Ethernet with WIZNet 5100 / ENC28J modules freezing

Hello,

I am connecting Arduino Mega to network for communication with MQTT broker.

I tried two different ethernet modules (both small board, not a whole shield) - WizNet5100 (funduino) and a ENC28J module.
I have 2 pieces of each module and 3 Arduino Mega compatible boards (tried different combinations).

On one of the 3 Arduino mega board it works OK with ENC28J. On other two boards that I have and have tried I have the same problem with both WizNet & ENC modules.

If Arduino is connected to USB (To computer or USB Power Adapter) it works OK
If Arduino is connected to 12V power supply (tried two different switching PS) trough jack socket, then after a minute the connection crashes.

I found out that the voltage on the 5V pin of Arduino slowly drops under 4V even to 3.5V and that's why everything crashes.

Furthermore the voltage regulator on the Arduino (near to jack socket) gets very hot (I cannot hold the finger on) - so I suppose this is the problem.

After I have installed the heatsink on the regulator, the connection is quite stable and doesn't crash. But this doesn't feel to be a stable solution for a long-live system.

Is this normal? Do this modules draw so much current? I only one DS2018 to measure temperature and send it to MQTT - NO other peripherials connected to Arduino. The behaviour is the same even if I do not connect the network cable.

Do I have to power this modules separately? Any suggestions?

Regards

Hi,

You proved that the problem is the voltage regulator dissipates too much heat.

Two solutions:

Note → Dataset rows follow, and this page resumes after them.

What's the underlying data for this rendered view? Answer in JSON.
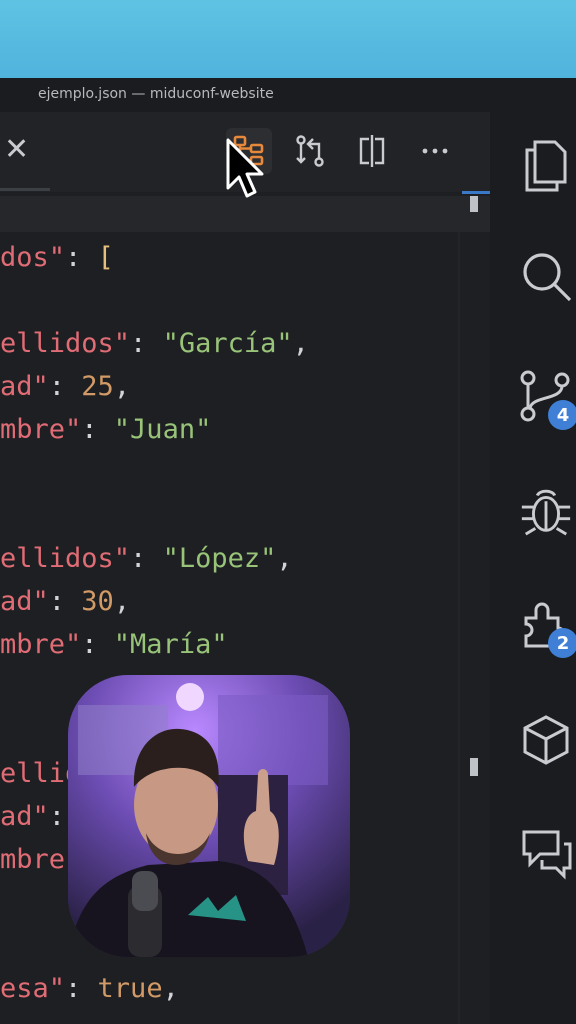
{
  "window": {
    "title": "ejemplo.json — miduconf-website"
  },
  "tab": {
    "close_glyph": "✕"
  },
  "toolbar": {
    "actions": [
      {
        "icon": "json-tree-view-icon",
        "active": true
      },
      {
        "icon": "compare-changes-icon"
      },
      {
        "icon": "split-editor-icon"
      },
      {
        "icon": "more-actions-icon"
      }
    ]
  },
  "code_lines": [
    [
      {
        "t": "k",
        "v": "dos\""
      },
      {
        "t": "p",
        "v": ": "
      },
      {
        "t": "b",
        "v": "["
      }
    ],
    [],
    [
      {
        "t": "k",
        "v": "ellidos\""
      },
      {
        "t": "p",
        "v": ": "
      },
      {
        "t": "s",
        "v": "\"García\""
      },
      {
        "t": "p",
        "v": ","
      }
    ],
    [
      {
        "t": "k",
        "v": "ad\""
      },
      {
        "t": "p",
        "v": ": "
      },
      {
        "t": "n",
        "v": "25"
      },
      {
        "t": "p",
        "v": ","
      }
    ],
    [
      {
        "t": "k",
        "v": "mbre\""
      },
      {
        "t": "p",
        "v": ": "
      },
      {
        "t": "s",
        "v": "\"Juan\""
      }
    ],
    [],
    [],
    [
      {
        "t": "k",
        "v": "ellidos\""
      },
      {
        "t": "p",
        "v": ": "
      },
      {
        "t": "s",
        "v": "\"López\""
      },
      {
        "t": "p",
        "v": ","
      }
    ],
    [
      {
        "t": "k",
        "v": "ad\""
      },
      {
        "t": "p",
        "v": ": "
      },
      {
        "t": "n",
        "v": "30"
      },
      {
        "t": "p",
        "v": ","
      }
    ],
    [
      {
        "t": "k",
        "v": "mbre\""
      },
      {
        "t": "p",
        "v": ": "
      },
      {
        "t": "s",
        "v": "\"María\""
      }
    ],
    [],
    [],
    [
      {
        "t": "k",
        "v": "ellid"
      }
    ],
    [
      {
        "t": "k",
        "v": "ad\""
      },
      {
        "t": "p",
        "v": ":"
      }
    ],
    [
      {
        "t": "k",
        "v": "mbre"
      }
    ],
    [],
    [],
    [
      {
        "t": "k",
        "v": "esa\""
      },
      {
        "t": "p",
        "v": ": "
      },
      {
        "t": "n",
        "v": "true"
      },
      {
        "t": "p",
        "v": ","
      }
    ]
  ],
  "activity_bar": [
    {
      "icon": "explorer-files-icon"
    },
    {
      "icon": "search-icon"
    },
    {
      "icon": "source-control-icon",
      "badge": "4"
    },
    {
      "icon": "run-debug-icon"
    },
    {
      "icon": "extensions-icon",
      "badge": "2"
    },
    {
      "icon": "remote-explorer-icon"
    },
    {
      "icon": "chat-icon"
    }
  ],
  "colors": {
    "accent": "#3f7fd6",
    "keyword": "#e06c75",
    "string": "#98c379",
    "number": "#d19a66",
    "active_icon": "#e7893a"
  }
}
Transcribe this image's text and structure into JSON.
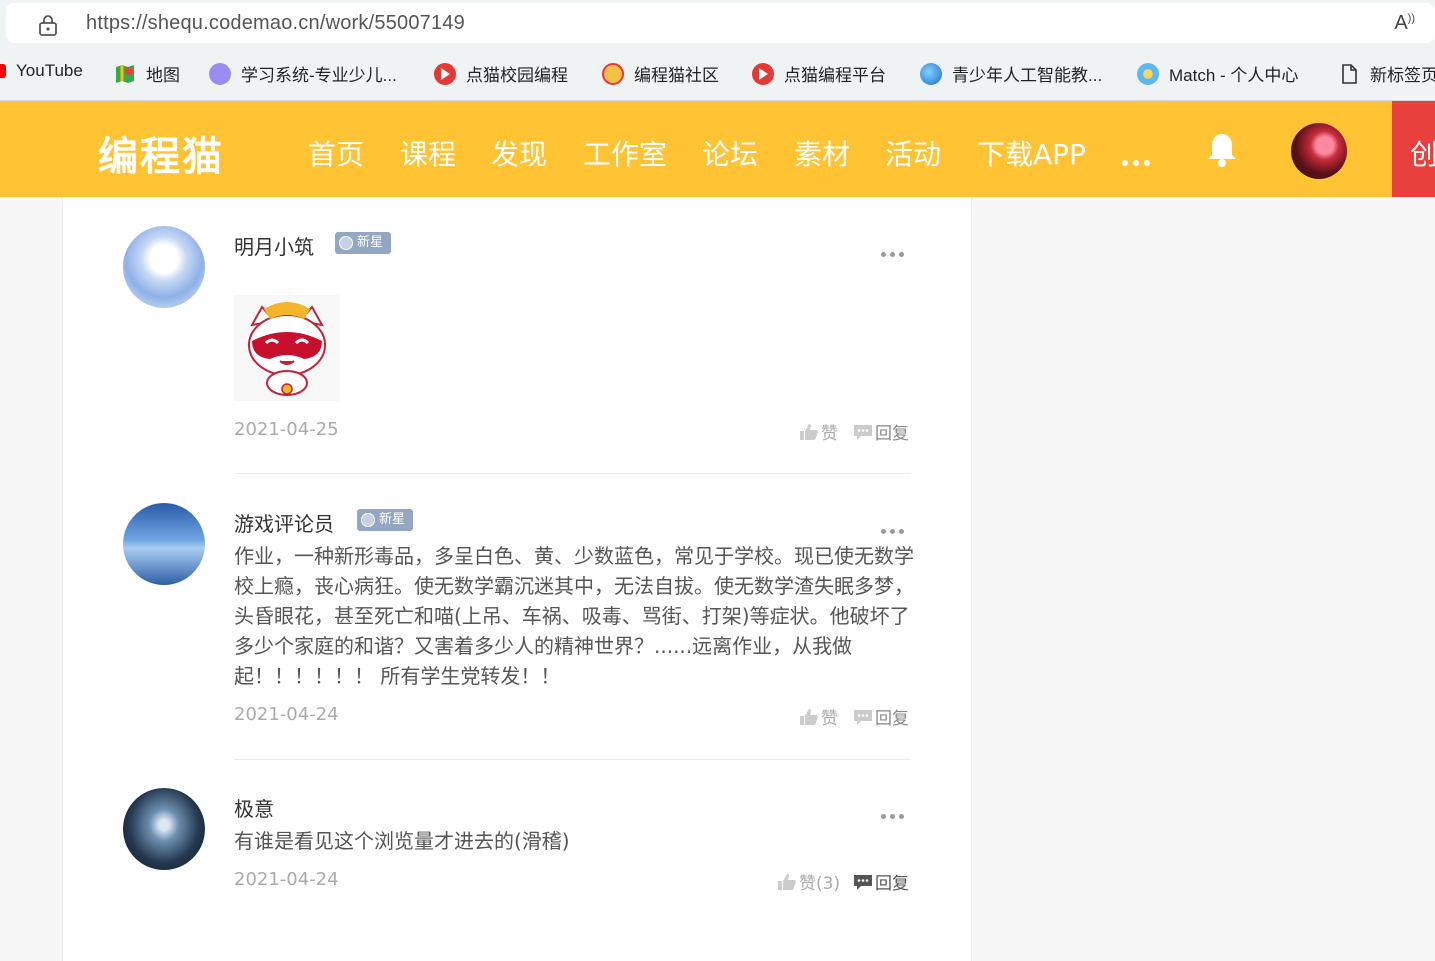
{
  "browser": {
    "url": "https://shequ.codemao.cn/work/55007149",
    "read_aloud": "A⁾"
  },
  "bookmarks": [
    {
      "label": "YouTube",
      "icon": "youtube-icon"
    },
    {
      "label": "地图",
      "icon": "maps-icon"
    },
    {
      "label": "学习系统-专业少儿...",
      "icon": "learning-system-icon"
    },
    {
      "label": "点猫校园编程",
      "icon": "codemao-icon"
    },
    {
      "label": "编程猫社区",
      "icon": "codemao-community-icon"
    },
    {
      "label": "点猫编程平台",
      "icon": "codemao-icon"
    },
    {
      "label": "青少年人工智能教...",
      "icon": "ai-edu-icon"
    },
    {
      "label": "Match - 个人中心",
      "icon": "match-icon"
    },
    {
      "label": "新标签页",
      "icon": "page-icon"
    }
  ],
  "nav": {
    "logo": "编程猫",
    "links": [
      "首页",
      "课程",
      "发现",
      "工作室",
      "论坛",
      "素材",
      "活动",
      "下载APP"
    ],
    "red_button": "创"
  },
  "comments": [
    {
      "name": "明月小筑",
      "badge": "新星",
      "text": "",
      "date": "2021-04-25",
      "like_label": "赞",
      "reply_label": "回复",
      "has_sticker": true
    },
    {
      "name": "游戏评论员",
      "badge": "新星",
      "text": "作业，一种新形毒品，多呈白色、黄、少数蓝色，常见于学校。现已使无数学校上瘾，丧心病狂。使无数学霸沉迷其中，无法自拔。使无数学渣失眠多梦，头昏眼花，甚至死亡和喵(上吊、车祸、吸毒、骂街、打架)等症状。他破坏了多少个家庭的和谐？又害着多少人的精神世界？......远离作业，从我做起！！！！！！ 所有学生党转发！！",
      "date": "2021-04-24",
      "like_label": "赞",
      "reply_label": "回复"
    },
    {
      "name": "极意",
      "badge": "",
      "text": "有谁是看见这个浏览量才进去的(滑稽)",
      "date": "2021-04-24",
      "like_label": "赞(3)",
      "reply_label": "回复"
    }
  ]
}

  • Use 7v to 9V not 12V for the external power
  • Power the ethernet module separately from separate 5V supply

See this page about voltage regulator issues:
https://arduino-info.wikispaces.com/QuickRef#pwr

Thank you for your answer.

Yes, I proved the problem, but I wondered if also somebody else has similar problems with this modules and voltage regulation. As I read on the link I see that there are indeed issues with regulator.

I bought only 12V and 5V power supplyes :(, and it is a bit messy to have more power supplyes for one device. Mybe I have to add a switching step-down circuit to my project and from there power the eth modules.

In case of using 12V PS to power Arduino and 5V PS to power modules, do I have to connect grounds together?

What about powering Arduino from 5V power supply - directly to 5V pin, is this a good idea?

Regards

trapezz:
What about powering Arduino from 5V power supply - directly to 5V pin, is this a good idea?

From posts here on the forum, it is not a good idea. It has been known to brick the usb port.

use a 9 V power supply for Arduino and power the module from 5 V pin of Arduino.

I took 12V PS on purpose, because I have also a 16CH Relay module that needs 12V.

So I have to figure out now the least messy solution.

Thank you.

trapezz:
I took 12V PS on purpose, because I have also a 16CH Relay module that needs 12V.

So I have to figure out now the least messy solution.

Thank you.

is it really 12 V? 12 V shouldn't be a problem, but if it is a little more, it can be to much for the ragulator

Exactly 12V, after cable loss it gets 11,98 to Arduino... I can set a little less (finetuning).

What I always do and recommend is to not power anything from the 3.3V or 5V connections from the arduino.
I've blown up several arduino up due to the internal power regulator melting. Plus I found the 5 and 3.3V connections of the Arduino to be not all that stable, it is a very small not cooled regulator on there.

It is ok to power some small senors through the Arduino, but still get a multimeter out and measure the overall current consumption on the 5 or 3.3V connection. I found out that anything over 50mA for several seconds will overheat your Arduino. Ethernet modules typically consume up to 250mA.

What I do is to get a 7 to 12V DC adaptor, because they are cheap and readely available, to power the Arduino and use a DC-DC step down regulator powered by that same adaptor to create a seperate 5 or 3.3V supply line. Or 2 step down regulators if you need both voltages. Don't forget to tie all your ground connections together or you can get strange results.

Anyhow, my 2 cents on how I experienced the best way to power an Arduino project and keep everything nice and cool.

3.3 V pin has 50 mA max in the standard Uno specs. 5 V pin power depends on Vin and regulator.

Hi, There is another perhaps easier solution: A UNO derivative that has advanced power supply regulators:

This has:

  • Advanced Power for your designs with new onboard 5.0V and 3.3V power supplies.
  • Earlier Arduino versions had only 50 mA of current available at 3.3V but now RoboRED provides up to 500 mA at 3.3V
  • An advanced 5.0V switch-mode power supply onboard the RoboRED provides MUCH more 5V power than the original: up to 2 Amps (2000 mA) to power many servos or Relay Boards or powerful LEDs, etc. And the Input Voltage rating is higher at 7-23V

.

More info HERE

DISCLAIMER: Mentioned stuff from my own shop...